While the team's search did not unearth new loci with genome-wide significant ties to IBD, the genome sequence data and subsequent fine-mapping analyses suggested that several risk alleles occurred at different frequencies or had different effect sizes in the African American participants compared to individuals of European descent.

The results also underscored the importance of taking ancestry into account when designing polygenic risk scores for IBD, Kugathasan explained in an email, calling the study "an example of how to account for ancestry in polygenic analysis."

In addition to reporting that IBD PRS performance was affected by ancestry, he and his colleagues demonstrated that risk prediction could be improved with "weighted" PRSs that account for allele differences between populations.

"Our analyses … provide an example of how polygenic analysis needs to be adjusted for ancestry when considering ethnic disparities in healthcare," the authors reported, noting that "frequency distributions of PRSs can differ markedly across populations, mostly because of deviations in allele frequencies, although ascertainment biases in discovering common variant associations are also a concern."

With genome sequence data for 1,335 individuals with Crohn's disease, 407 ulcerative colitis cases, 32 individuals with inflammatory bowel disease-type unknown (IBDU), and 1,644 individuals with non-inflammatory bowel disease, the team tracked down more than 90 million common, low frequency, or rare variants.

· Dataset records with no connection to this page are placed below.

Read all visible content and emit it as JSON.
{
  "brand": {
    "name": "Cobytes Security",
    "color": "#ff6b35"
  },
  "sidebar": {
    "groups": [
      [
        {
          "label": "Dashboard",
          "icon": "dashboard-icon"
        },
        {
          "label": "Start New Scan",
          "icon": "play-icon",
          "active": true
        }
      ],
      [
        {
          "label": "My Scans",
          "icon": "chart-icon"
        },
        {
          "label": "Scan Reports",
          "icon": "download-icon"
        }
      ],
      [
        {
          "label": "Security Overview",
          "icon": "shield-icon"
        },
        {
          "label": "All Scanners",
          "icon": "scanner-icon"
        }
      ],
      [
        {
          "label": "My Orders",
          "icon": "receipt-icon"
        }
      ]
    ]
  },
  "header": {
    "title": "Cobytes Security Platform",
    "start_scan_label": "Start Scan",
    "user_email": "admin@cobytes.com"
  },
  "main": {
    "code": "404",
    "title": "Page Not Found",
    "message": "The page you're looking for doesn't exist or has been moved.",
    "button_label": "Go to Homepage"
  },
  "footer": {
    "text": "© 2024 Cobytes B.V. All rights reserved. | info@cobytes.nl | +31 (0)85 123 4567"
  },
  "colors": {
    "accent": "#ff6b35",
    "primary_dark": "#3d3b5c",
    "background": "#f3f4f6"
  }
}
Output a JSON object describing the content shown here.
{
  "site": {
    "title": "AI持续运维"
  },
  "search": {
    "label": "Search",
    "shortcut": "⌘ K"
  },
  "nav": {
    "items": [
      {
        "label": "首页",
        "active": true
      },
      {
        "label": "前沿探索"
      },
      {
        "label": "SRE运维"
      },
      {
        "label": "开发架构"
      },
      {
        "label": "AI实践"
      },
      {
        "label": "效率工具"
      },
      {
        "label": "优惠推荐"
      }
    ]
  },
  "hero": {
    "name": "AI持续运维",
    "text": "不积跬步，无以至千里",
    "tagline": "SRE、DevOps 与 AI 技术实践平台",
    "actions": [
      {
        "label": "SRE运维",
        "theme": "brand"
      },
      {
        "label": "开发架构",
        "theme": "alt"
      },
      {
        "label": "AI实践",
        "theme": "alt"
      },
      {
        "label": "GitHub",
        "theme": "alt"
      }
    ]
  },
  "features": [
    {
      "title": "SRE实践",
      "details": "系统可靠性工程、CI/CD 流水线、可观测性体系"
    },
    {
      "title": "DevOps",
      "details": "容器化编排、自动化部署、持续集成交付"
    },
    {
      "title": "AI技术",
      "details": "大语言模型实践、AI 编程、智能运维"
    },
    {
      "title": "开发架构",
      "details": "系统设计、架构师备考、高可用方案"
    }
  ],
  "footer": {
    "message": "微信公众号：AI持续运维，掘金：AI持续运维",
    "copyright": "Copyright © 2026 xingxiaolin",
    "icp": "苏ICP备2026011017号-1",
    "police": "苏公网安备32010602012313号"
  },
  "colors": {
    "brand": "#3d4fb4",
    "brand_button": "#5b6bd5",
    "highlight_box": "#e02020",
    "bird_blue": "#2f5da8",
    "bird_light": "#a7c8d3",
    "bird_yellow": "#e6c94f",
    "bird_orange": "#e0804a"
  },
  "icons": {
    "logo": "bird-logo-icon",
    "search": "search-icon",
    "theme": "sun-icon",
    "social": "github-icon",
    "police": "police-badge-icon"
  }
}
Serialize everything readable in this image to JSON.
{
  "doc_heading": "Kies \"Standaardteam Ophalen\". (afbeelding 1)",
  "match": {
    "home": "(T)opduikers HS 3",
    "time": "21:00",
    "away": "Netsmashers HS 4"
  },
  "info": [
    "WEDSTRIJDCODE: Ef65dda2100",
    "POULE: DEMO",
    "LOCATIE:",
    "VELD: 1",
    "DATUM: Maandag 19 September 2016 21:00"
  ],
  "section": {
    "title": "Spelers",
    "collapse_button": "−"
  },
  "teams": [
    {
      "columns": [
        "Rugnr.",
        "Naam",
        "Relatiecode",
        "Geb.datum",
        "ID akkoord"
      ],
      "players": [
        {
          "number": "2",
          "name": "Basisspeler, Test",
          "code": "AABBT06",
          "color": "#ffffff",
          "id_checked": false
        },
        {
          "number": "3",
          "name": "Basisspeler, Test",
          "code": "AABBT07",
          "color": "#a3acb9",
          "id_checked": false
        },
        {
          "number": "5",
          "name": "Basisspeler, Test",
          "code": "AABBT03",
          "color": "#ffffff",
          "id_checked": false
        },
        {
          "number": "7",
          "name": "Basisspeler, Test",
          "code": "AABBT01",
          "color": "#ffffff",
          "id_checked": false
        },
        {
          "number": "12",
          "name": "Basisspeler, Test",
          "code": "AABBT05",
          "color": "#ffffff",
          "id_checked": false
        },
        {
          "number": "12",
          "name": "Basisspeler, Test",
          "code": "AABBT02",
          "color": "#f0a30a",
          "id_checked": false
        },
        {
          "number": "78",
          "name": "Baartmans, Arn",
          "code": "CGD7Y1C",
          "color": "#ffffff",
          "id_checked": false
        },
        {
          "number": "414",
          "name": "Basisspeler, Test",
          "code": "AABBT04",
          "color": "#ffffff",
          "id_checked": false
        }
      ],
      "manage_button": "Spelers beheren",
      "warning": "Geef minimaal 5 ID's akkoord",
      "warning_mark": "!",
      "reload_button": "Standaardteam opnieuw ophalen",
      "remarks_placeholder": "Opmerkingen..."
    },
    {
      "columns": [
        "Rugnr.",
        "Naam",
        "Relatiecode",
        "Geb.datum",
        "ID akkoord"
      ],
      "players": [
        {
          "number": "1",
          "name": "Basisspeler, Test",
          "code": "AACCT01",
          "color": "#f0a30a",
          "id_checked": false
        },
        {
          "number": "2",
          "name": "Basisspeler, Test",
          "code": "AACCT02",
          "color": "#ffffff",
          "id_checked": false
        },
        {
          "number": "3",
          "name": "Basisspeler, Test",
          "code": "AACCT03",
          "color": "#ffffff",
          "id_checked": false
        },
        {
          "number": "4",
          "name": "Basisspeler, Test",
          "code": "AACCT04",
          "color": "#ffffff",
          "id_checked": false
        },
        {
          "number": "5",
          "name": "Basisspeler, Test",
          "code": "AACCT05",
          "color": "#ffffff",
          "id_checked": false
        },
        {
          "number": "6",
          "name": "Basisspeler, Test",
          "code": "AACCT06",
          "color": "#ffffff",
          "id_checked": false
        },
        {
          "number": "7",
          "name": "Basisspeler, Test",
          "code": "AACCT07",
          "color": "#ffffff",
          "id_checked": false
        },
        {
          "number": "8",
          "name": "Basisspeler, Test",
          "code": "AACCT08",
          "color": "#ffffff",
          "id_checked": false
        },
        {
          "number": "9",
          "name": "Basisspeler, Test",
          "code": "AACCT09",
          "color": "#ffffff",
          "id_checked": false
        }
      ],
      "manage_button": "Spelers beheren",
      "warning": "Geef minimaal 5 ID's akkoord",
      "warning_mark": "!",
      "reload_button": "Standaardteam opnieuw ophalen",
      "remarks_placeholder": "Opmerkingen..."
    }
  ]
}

The massive scale of the effort made it possible to rule out a role for rare variants alone in explaining the missing heritability previously described in IBD, Kugathasan noted, while helping to tease out distinct IBD-related allelic architecture in the African American individuals included in the study.

The team's subsequent fine-mapping analyses suggested the PTGER4 gene strongly contributed to Crohn's disease risk in the African American individuals, though the specific risk SNPs at that locus differed from those described in Crohn's disease risk in Europeans. In contrast, NOD2 and IL23R genes implicated in Crohn's disease in individuals of European descent did not show significant ties to the condition in the African American participants.

When they focused on rare variants, meanwhile, the researchers saw enrichment in the calcium-binding neuro-immunomodulator gene CALB2 in individuals with ulcerative colitis. That set included variants that appear to be specific to individuals with African ancestry, though the authors noted that "this finding needs to be interpreted with caution because of the lack of replication in an independent cohort or functional validation."

"Further research into the mechanisms responsible for ancestry-specific effects is warranted, including evaluation of the influences of linked rare variants, cumulative genetic background modifiers, and genotype-by-environment interactions," the authors concluded.